- Welfare state capitalism relies primarily on taxes and transfers to redistribute “income to those with less at the end of each period, so to speak…”. For Rawls ex-post redistribution comes too late to guarantee the economic and political participation of disadvantaged groups. He argued that social justice requires ex-ante redistribution. It requires that citizens have a similar starting point as regards assets and capabilities, for example through egalitarian education and an annual wealth tax. It makes sense to tackle the causes of inequality directly, instead of restricting social policies to tackle its consequences.
For Rawls, 1) conflicts with ‘equal liberties’; 2) fails the ‘fair value of political liberties’; and 3) fails both the ‘fair value of political liberties’ and the ‘fair value of equality of opportunity’. QED: Welfare state capitalism fails to deliver social justice.

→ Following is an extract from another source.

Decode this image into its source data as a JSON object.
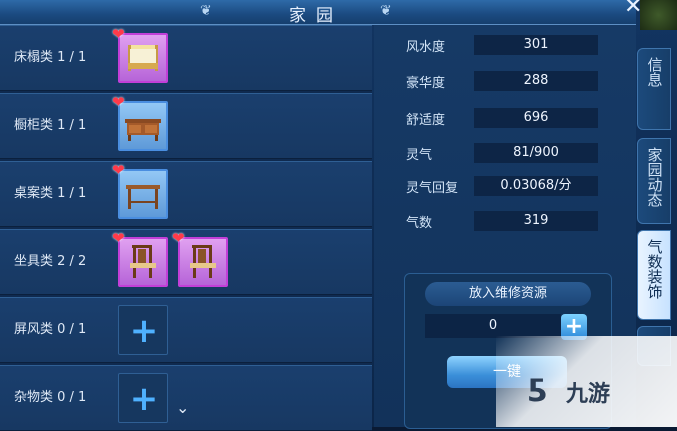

Rawls’ rejection of welfare state capitalism has been criticised.
An important strand of criticism argues that Rawls dismissal of welfare state capitalism failed to consider whether structural reforms to welfare states could successfully remove the weaknesses revealed by his criticisms. The suggestion is that the influence of economic elites on politics could be restricted, for example through exclusive public funding of political parties and campaigns. Or whether the universal and egalitarian provision of basic services could protect and advance equality of opportunity.
This point dovetails with a speculative suggestion that Rawls might have had USA’s welfare institutions in mind, whereas Nordic welfare states might be less open to his criticisms.
For our purposes, when considering whether Latin American countries should build welfare states, the rewards from revisiting Rawls’ rejection of welfare state capitalism are in the issues it highlights.
Building welfare states are not just about choices on the reach, adequacy, and generosity of transfers (and taxes).
We need to pay close attention to the following: (i) how to achieve a substantial and sustained reduction in income and wealth inequality? (ii) How best to insulate politics from economic power? And (iii) what are the respective roles of pre-and post-redistribution?
They are hard questions to answer.
From my perspective, (ii) is the hardest. Figure 1 shows expert assessment data on the evolution of the influence of economic power on politics in Latin American countries and Sweden. Most countries show a secular decline in the influence of wealth on politics but the gains are unsteady and there are some reversals towards the end of the period, e.g. Sweden.
Rawls’ rejection of welfare state capitalism raises important issues for the development of welfare institutions in low- and middle-income countries today. It points to a broader range of challenges and options in urgent need of research and debate.
Note: This article gives the views of the author/academic featured and does not represent the views of the Global Development Institute as a whole.